It is clear that the trial court under Vokes applied the wrong rule in respect to the issue of fraud because the appellant had alleged:

[T]he misrepresentations, deceitful and fraudulent conduct . . . constitute a scheme, device, trick and plan whereby [appellee] in concert with [Buoncervello] wrongfully and willfully extracted money from [appellant].

It cannot be said, as a matter of law, that appellant cannot recover since Vokes permits statements of opinion to form the basis for an action in fraud in certain situations, such as when there has been some artifice or trick employed. Appellant has asserted the existence of such a situation here.

The second question is whether the court erred in refusing to release lands from the mortgage where the instrument provided for such release.

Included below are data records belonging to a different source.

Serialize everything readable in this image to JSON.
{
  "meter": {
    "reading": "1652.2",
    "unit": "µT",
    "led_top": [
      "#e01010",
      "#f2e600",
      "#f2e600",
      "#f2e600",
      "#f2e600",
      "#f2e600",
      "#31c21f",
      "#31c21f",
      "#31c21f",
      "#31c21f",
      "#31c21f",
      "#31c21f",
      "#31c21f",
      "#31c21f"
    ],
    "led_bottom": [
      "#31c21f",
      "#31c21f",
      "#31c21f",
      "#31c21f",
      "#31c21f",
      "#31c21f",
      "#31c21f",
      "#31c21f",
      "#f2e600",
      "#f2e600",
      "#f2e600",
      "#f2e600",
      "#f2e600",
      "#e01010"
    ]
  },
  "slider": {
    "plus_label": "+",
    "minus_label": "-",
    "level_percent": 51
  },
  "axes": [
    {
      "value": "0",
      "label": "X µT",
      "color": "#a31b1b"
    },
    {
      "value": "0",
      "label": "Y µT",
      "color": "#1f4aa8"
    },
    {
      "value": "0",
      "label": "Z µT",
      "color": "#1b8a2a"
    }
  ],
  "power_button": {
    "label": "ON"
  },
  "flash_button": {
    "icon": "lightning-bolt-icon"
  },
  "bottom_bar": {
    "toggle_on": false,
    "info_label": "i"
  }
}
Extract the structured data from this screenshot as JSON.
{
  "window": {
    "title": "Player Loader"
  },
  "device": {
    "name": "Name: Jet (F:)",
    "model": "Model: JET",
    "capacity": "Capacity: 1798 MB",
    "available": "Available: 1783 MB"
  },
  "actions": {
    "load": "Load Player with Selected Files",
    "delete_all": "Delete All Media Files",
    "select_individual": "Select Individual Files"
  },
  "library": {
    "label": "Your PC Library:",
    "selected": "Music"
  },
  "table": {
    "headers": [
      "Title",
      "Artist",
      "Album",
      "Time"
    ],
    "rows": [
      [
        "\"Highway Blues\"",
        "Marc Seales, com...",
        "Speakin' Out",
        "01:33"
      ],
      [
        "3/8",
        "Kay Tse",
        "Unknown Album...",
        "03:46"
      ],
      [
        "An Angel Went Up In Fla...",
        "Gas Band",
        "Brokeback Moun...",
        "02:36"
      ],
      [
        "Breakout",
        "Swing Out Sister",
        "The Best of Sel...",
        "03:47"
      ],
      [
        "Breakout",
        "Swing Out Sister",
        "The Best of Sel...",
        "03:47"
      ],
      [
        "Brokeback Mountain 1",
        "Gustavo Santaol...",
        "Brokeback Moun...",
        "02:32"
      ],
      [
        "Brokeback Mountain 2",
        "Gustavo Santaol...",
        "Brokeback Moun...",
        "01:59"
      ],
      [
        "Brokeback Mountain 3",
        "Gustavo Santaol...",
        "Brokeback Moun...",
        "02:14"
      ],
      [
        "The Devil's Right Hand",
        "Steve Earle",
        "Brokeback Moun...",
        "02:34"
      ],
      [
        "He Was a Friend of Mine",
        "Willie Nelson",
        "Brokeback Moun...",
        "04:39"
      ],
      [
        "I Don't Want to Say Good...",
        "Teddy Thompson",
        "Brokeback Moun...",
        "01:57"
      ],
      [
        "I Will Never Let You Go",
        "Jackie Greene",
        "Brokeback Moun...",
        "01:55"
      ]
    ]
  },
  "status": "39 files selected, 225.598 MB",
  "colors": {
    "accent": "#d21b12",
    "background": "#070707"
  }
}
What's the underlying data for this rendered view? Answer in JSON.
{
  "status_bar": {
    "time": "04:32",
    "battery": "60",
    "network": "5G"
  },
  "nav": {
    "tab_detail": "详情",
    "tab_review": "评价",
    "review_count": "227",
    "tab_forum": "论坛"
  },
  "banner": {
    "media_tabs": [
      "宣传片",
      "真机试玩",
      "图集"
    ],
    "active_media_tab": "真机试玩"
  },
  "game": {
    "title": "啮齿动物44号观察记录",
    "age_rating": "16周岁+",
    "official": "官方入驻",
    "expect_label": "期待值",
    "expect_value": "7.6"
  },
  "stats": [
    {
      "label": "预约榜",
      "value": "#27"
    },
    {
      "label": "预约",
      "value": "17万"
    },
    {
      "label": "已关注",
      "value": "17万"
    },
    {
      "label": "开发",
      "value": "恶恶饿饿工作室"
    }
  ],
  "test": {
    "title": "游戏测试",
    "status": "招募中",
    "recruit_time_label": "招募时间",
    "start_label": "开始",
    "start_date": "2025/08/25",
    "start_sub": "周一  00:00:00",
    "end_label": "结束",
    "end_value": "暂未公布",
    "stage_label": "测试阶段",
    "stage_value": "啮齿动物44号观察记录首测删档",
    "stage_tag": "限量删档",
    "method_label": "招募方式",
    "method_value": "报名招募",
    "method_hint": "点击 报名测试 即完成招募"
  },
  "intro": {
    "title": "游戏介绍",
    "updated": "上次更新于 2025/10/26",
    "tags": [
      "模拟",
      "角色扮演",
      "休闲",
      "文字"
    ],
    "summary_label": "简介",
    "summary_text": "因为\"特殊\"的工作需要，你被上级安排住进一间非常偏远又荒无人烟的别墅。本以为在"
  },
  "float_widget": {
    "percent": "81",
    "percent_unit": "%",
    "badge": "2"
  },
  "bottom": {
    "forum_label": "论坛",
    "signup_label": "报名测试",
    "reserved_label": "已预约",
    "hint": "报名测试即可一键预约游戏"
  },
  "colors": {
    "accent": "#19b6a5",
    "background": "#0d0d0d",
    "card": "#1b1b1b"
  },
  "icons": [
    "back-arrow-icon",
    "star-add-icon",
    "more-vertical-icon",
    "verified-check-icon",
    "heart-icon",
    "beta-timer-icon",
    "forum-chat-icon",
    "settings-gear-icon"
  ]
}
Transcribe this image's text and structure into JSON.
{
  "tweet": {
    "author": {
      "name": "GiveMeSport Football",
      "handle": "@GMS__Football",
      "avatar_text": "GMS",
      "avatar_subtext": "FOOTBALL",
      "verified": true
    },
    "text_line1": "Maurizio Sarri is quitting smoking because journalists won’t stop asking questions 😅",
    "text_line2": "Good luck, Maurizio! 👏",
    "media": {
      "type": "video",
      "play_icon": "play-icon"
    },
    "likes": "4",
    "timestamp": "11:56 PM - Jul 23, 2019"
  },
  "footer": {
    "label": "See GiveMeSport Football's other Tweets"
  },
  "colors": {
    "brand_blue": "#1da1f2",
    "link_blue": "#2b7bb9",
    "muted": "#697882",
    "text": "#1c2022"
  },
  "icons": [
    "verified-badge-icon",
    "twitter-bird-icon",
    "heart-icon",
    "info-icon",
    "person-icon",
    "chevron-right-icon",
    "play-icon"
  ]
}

No request was made of the trial to release the lands until a petition for rehearing was filed after the judgment of foreclosure, but before the sale. The trial court denied the release, holding that appellant could not raise the question for the first time on rehearing. However, in Hollywood, Inc. v. Clark, 153 Fla. 501, 15 So.2d 175 (1943), such a contention was rejected. Hollywood involved a suit to quiet title wherein plaintiffs sought to invalidate a deed which was recorded by defendants. The court entered judgment for plaintiffs. Defendants petitioned for rehearing contending for the first time in the motion that plaintiffs should be required to reimburse defendants for the taxes they had paid in previous years on the property. In essence, the court held that when sufficient evidence exists before the court so that only a question of applying the law exists and the other party is not taken by surprise, the trial judge has broad discretion to act on such matters without the need for new and amended pleadings. Id. at 185.

As a general rule, before a trial judge will be held in error, he must be presented with an opportunity to rule on the matter before him. Margolis v. Klein, 184 So.2d 205 (Fla. 3d DCA 1966). An amendment to the pleadings is therefore usually necessary where issues are sought to be litigated which are not raised by the pleadings. See Fla.R.Civ.P. 1.190.

In the case before us, the mortgage was introduced and evidence relevant to the partial release was in the record. The court below was acting on the incorrect premise that consideration of the partial release was precluded. Since the case will be remanded for trial on the fraud issue, this point will vanish should the court require appellant to amend to ask for the release.

REVERSED and REMANDED for trial.

DAUKSCH, C.J., and SHARP, J., concur.